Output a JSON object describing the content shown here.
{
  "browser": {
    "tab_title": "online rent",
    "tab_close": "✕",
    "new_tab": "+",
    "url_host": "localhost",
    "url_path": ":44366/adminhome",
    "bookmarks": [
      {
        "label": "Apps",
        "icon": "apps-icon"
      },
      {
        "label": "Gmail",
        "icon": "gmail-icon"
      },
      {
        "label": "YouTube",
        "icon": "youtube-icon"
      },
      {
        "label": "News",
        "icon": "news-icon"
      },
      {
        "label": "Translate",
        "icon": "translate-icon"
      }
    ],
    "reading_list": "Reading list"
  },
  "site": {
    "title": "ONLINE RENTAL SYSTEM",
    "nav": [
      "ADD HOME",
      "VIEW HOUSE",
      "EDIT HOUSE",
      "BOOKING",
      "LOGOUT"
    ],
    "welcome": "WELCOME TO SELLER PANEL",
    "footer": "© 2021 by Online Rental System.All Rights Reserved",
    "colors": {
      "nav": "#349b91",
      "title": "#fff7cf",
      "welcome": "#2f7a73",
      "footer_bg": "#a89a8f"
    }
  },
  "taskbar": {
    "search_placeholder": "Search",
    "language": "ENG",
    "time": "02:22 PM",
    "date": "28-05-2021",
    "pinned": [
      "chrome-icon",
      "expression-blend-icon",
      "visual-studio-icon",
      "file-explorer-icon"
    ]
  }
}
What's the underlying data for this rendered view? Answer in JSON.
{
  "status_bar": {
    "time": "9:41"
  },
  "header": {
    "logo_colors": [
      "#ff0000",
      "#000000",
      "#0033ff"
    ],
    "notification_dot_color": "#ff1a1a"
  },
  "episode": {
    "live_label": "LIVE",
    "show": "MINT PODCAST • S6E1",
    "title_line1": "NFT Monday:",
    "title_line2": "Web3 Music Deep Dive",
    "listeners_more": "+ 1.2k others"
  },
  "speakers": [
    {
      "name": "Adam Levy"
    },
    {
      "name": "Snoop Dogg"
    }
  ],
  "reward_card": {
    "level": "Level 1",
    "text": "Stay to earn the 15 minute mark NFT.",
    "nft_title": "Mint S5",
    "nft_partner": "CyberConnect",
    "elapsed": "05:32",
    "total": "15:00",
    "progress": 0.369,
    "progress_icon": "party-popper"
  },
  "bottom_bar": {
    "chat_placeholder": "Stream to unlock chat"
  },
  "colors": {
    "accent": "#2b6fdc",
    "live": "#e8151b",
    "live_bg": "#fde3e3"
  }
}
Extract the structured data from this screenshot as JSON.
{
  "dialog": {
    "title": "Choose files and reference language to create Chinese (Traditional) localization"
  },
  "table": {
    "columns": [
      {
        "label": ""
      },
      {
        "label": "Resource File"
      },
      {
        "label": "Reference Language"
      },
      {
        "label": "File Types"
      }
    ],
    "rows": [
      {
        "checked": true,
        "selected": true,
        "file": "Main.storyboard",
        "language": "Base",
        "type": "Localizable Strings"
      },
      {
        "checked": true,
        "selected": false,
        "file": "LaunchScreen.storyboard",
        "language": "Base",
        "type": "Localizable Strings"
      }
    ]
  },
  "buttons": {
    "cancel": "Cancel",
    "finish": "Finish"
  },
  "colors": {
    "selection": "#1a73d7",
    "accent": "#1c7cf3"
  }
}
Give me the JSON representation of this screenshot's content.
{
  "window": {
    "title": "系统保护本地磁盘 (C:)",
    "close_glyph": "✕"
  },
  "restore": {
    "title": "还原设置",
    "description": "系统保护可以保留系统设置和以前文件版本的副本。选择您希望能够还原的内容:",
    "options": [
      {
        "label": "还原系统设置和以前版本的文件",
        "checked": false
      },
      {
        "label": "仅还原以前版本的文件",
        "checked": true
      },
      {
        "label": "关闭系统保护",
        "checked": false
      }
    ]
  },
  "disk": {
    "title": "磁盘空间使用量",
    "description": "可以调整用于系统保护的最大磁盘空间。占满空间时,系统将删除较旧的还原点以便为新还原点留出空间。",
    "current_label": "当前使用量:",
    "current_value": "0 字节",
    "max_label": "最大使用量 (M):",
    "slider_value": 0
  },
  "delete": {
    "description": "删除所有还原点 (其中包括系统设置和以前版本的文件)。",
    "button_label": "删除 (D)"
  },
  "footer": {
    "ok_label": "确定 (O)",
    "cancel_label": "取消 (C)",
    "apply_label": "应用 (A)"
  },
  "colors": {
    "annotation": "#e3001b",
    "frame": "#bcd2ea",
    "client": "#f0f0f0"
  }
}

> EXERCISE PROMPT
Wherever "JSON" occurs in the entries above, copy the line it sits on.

> OUTPUT
Output a JSON object describing the content shown here.
What's the underlying data for this rendered view? Answer in JSON.
Extract the structured data from this screenshot as JSON.
Give me the JSON representation of this screenshot's content.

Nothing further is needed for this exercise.